Posters seem to have played an important role in the image which recent
Olympic organizing committees have sought to project. COJO followed the
same path, ordering two main series of posters from the Graphics and Design
Directorate. The first series illustrated eight themes which the organizers
of the Montréal Games wanted to stress in particular.
Poster: Olympic Stadium
The Olympic Stadium is shown in a synthesis of geometrical drawings
The beaver, called "Amik," was the mascot of the Montréal Olympic
Games. It appears on this poster wearing a ribbon of COJO colors.
This poster is a schematic representation of the official emblem in
motion. Flying in the wind, the COJO flag acts as a rallying point suggesting
Poster: International Youth Camp
The swarm of ideas and attitudes characteristic of modern youth is
illustrated on a background of blue jeans, the favorite dress of young
people. Worn on them are buttons symbolizing love, equality of the sexes,
return to nature, the search for spiritual values, personal harmony, and
the need for brotherhood.
Poster: Olympia and Montréal
The historical tie which now links Olympia and Montréal is represented
by the sculptured head of a Greek athlete on a background of the Montréal
Poster: Kingston 1976
The six boat classes in the yachting program appear on this poster.
Water is represented by waves in COJO colors.
Poster: Olympic Flame
Like a goddess from Olympus, a young Greek woman is a reminder of the
origin and antiquity of the Olympic Flame, the sacred fire which inspires
the runner and leads him to victory.
The second series of posters commissioned by COJO illustrated the twenty-one
sports on the program of the Games of the XXI Olympiad. Each was intended
to communicate the action and immediacy of its sport. The Graphics and
Design Directorate, therefore, preferred photographic techniques to drawings,

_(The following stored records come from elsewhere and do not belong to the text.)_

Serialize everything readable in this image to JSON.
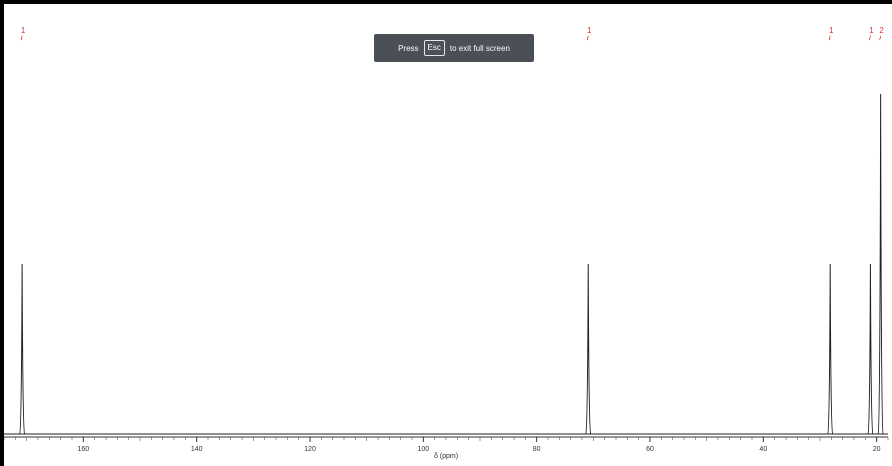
{
  "toast": {
    "press": "Press",
    "key": "Esc",
    "suffix": "to exit full screen"
  },
  "spectrum": {
    "x_axis": {
      "label": "δ (ppm)",
      "ticks": [
        160,
        140,
        120,
        100,
        80,
        60,
        40,
        20
      ],
      "range": [
        174,
        18
      ]
    },
    "peaks": [
      {
        "ppm": 170.8,
        "intensity": 0.5,
        "integral": "1"
      },
      {
        "ppm": 70.9,
        "intensity": 0.5,
        "integral": "1"
      },
      {
        "ppm": 28.2,
        "intensity": 0.5,
        "integral": "1"
      },
      {
        "ppm": 21.1,
        "intensity": 0.5,
        "integral": "1"
      },
      {
        "ppm": 19.3,
        "intensity": 1.0,
        "integral": "2"
      }
    ],
    "colors": {
      "trace": "#222222",
      "integral": "#e03030"
    }
  }
}
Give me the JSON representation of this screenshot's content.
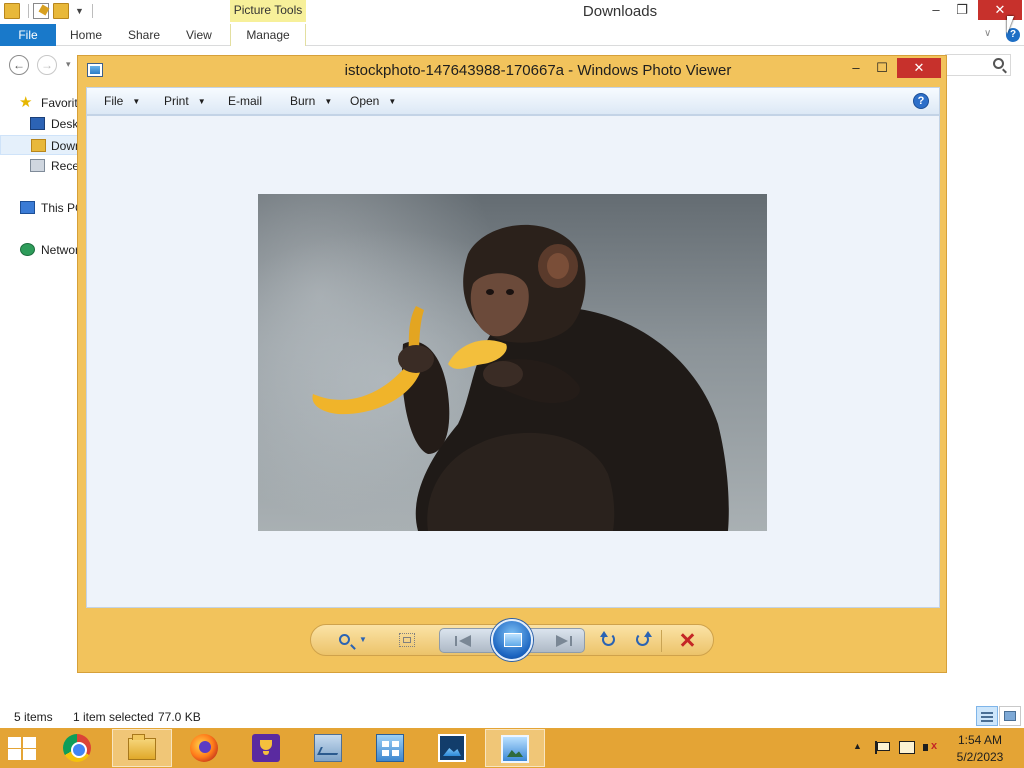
{
  "explorer": {
    "title": "Downloads",
    "context_tab": "Picture Tools",
    "window_controls": {
      "minimize": "–",
      "maximize": "❐",
      "close": "✕"
    },
    "ribbon_tabs": [
      "File",
      "Home",
      "Share",
      "View",
      "Manage"
    ],
    "help_glyph": "?",
    "chevron_glyph": "∨",
    "nav": {
      "back": "←",
      "forward": "→",
      "dropdown": "▾"
    },
    "nav_pane": {
      "favorites": "Favorites",
      "desktop": "Desktop",
      "downloads": "Downloads",
      "recent": "Recent places",
      "this_pc": "This PC",
      "network": "Network"
    },
    "status": {
      "items": "5 items",
      "selected": "1 item selected",
      "size": "77.0 KB"
    }
  },
  "viewer": {
    "title": "istockphoto-147643988-170667a - Windows Photo Viewer",
    "window_controls": {
      "minimize": "–",
      "maximize": "☐",
      "close": "✕"
    },
    "menus": {
      "file": "File",
      "print": "Print",
      "email": "E-mail",
      "burn": "Burn",
      "open": "Open"
    },
    "menu_arrow": "▼",
    "help_glyph": "?",
    "zoom_dropdown": "▼",
    "photo": {
      "subject_icon": "chimpanzee-eating-banana-photo"
    }
  },
  "taskbar": {
    "apps": [
      "chrome",
      "file-explorer",
      "firefox",
      "trophy-app",
      "performance-monitor",
      "control-panel",
      "photos",
      "windows-photo-viewer"
    ],
    "tray_up": "▲",
    "time": "1:54 AM",
    "date": "5/2/2023"
  },
  "colors": {
    "viewer_frame": "#f2c35c",
    "taskbar": "#e4a435",
    "explorer_file_tab": "#1979ca",
    "close_button": "#c7312c",
    "context_tab": "#f7f09a"
  }
}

where the results might have been colored by the artist's personal interpretation.
In the search for authenticity and using well defined selection criteria,
COJO representatives visited Olympic sites in Munich and selected twenty-one
color transparencies from among some 200,000 photos. Each photo had to
be suitable for enlargement and reproduction, show readily apparent motion
not contrary to the rules or special techniques of the sports, and be as
spectacular as possible.
( Source document: Official
Report 1976, Vol. 1, page 320)